      //Subscribe to topics, one topic per line.
      client.subscribe("stat/+/POWER");      
    } else {
      Serial.print("MQTT : Failed to connect to MQTT , rc=");
      Serial.print(client.state());
      Serial.println("MQTT : Trying again to connect to MQTT in 5 seconds");
      // Wait 5 seconds before retrying
      delay(5000);
    }
  }
}

void setup() {
  //Set baud rate
  Serial.begin(115200);
  WiFi.begin(ssid, password);
  while (WiFi.status() != WL_CONNECTED) {
    delay(500);
    Serial.println("ESP32 : Connecting to WiFi...");
  }
  Serial.println("ESP32 : WiFi connected");
  Serial.println("ESP32 : IP address: ");
  Serial.println(WiFi.localIP());
  //Set MQTT details
  client.setServer(mqttServer, mqttPort);
  client.setCallback(callback);
 
  //Connect to Azure IOT
  if (!Esp32MQTTClient_Init((const uint8_t*)connectionString))
  {
    hasIoTHub = false;
    Serial.println("Azure IoT Hub : Initializing IoT hub failed.");
    return;
  }
  hasIoTHub = true;
 
}

void loop() {
   //Connect to MQTT and reconnect if connection drops
   if (!client.connected()) {
     MQTTConnect();
   }
   //Respond to messages received
   if (MQTTTopic != "") { 
      Serial.println("MQTT : Topic is [" + MQTTTopic +"]");
      Serial.println("MQTT : Payload is [" + MQTTPayload + "]");
      AzureIoTHub(); 
  }
  client.loop();
}

void AzureIoTHub() {
  if (hasIoTHub)
      {
        String tempString;
        tempString = "{" + MQTTTopic + ":" + MQTTPayload + "}";
        if (Esp32MQTTClient_SendEvent(tempString.c_str()))
        {
          Serial.println("Azure IoT Hub : Sending data to Azure IoT Hub succeed");
        }
        else
        {
          Serial.println("Azure IoT Hub : Failure...");
        }
      MQTTPayload = "";
      MQTTTopic = "";

   }
}

 

Seeing This In Action

Lets drop to a video to see this in working end-to-end, to validate messages are flowing in to Azure IoT Hub I can use the Azure CLI (AZ-CLI) to monitor the output coupled with the Arduino Serial monitor.

 

az iot hub monitor-events --output table --device-id devicename --hub-name hubname --output json

 

For the purpose of this demo, I have left a handful of messages at QoS level 2 and set LWT (Last Will and Testament) to true.

 

 

After 24 hours of running, we can see I have published 10.52K of messages in to Azure IoT Hub and there are certain ebbs and flows that occur in my house.

 

24 hour period of messages flowing in to Azure IoT Hub

 

Conclusion

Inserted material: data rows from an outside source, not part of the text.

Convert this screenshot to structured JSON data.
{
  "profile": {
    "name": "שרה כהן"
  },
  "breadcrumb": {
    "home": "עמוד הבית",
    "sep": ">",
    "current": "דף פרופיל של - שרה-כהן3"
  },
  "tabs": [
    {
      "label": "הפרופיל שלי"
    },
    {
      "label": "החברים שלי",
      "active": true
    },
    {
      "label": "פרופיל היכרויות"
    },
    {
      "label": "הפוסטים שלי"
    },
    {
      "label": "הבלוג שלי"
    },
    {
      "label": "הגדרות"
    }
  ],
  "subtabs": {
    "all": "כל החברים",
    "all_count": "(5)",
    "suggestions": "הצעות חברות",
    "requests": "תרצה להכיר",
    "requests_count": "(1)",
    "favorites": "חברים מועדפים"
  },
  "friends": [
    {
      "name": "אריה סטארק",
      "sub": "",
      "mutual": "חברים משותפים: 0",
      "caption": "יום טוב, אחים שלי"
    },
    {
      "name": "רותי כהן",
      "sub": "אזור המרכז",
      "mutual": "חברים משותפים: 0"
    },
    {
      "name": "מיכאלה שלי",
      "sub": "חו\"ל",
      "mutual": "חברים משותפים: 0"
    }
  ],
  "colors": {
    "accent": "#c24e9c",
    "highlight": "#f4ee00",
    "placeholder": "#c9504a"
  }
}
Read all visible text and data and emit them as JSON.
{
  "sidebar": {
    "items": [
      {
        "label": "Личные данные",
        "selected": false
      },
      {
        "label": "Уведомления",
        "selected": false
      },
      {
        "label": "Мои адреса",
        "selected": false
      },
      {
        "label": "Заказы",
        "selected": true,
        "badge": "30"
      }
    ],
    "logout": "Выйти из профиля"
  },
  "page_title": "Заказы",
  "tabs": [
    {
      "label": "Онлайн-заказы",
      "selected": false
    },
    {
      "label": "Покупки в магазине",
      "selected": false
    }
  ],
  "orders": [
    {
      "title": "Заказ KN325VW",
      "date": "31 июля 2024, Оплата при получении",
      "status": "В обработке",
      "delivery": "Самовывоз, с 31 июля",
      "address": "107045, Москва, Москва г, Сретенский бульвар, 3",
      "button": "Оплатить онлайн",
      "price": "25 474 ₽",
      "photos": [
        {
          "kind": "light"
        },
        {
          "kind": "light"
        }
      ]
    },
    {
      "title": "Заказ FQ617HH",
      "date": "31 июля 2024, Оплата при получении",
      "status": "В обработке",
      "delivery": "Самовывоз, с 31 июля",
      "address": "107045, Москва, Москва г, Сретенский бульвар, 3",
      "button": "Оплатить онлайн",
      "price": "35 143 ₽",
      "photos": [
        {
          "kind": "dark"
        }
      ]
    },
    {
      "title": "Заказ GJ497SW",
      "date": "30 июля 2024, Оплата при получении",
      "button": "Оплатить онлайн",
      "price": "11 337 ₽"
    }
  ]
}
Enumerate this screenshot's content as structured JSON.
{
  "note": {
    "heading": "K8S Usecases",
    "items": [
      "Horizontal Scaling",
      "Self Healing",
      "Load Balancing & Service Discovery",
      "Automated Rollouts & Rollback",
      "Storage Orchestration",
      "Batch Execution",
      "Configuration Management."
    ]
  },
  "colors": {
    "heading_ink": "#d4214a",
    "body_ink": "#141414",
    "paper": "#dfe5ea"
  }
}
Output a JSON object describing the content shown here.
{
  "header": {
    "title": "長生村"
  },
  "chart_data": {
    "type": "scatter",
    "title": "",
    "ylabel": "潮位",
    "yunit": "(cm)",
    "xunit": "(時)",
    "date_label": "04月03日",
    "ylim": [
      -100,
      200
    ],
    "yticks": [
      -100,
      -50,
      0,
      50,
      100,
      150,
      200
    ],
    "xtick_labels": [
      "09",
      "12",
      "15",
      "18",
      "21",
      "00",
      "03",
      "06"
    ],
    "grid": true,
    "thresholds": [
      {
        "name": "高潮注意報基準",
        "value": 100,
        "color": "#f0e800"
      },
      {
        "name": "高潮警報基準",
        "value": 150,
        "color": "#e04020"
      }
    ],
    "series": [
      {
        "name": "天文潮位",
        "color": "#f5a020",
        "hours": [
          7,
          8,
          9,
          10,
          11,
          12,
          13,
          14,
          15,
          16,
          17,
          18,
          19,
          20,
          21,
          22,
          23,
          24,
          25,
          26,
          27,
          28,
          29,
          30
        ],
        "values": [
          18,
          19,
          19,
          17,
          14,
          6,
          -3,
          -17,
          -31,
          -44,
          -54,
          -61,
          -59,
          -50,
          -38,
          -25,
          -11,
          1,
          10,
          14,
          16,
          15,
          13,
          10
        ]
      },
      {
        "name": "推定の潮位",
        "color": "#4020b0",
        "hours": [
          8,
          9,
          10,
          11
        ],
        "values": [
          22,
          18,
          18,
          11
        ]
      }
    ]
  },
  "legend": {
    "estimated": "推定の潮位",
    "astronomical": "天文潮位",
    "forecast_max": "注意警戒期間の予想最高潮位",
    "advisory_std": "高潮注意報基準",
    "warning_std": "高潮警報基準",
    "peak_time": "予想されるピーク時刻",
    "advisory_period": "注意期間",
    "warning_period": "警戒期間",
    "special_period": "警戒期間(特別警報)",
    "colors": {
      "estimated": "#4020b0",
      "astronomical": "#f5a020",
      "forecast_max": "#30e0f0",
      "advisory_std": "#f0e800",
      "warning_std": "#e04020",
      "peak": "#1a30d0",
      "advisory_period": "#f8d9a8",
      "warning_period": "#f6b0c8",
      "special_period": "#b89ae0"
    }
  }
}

There are many ways to skin this code cat. My requirements was to publish messages in to Azure and we have been able to achieve this via different ways (I am sure there is more). Automation is a journey, which path will you take?

We illustrated a transparent side-car approach that will listen to an existing broker, on topics you desire and push these in to Azure IoT, all without making any configuration changes (the most important thing for my implementation). This method runs on a microcontroller, consumes less than 5w of power and just works.

Are there any draw backs? Sure there are. Right now this is one way in direction (simplex) and allows me to push messages in to Azure IoT but not receive messages back.

Personally, I like this approach, it combines the elegance of a SDK as it's my code and couples the reliability of a microcontroller. It's my code, my choices on what I do, but I do understand this is not for everyone. We now have my messages, my events, in Azure and it's time to make some friends and learn how to derive operational intelligence from visualizations through to machine learning and beyond.

Think big and happy building

Shane

Co-Authors
Version history
Last update:
‎Jan 10 2022 02:49 PM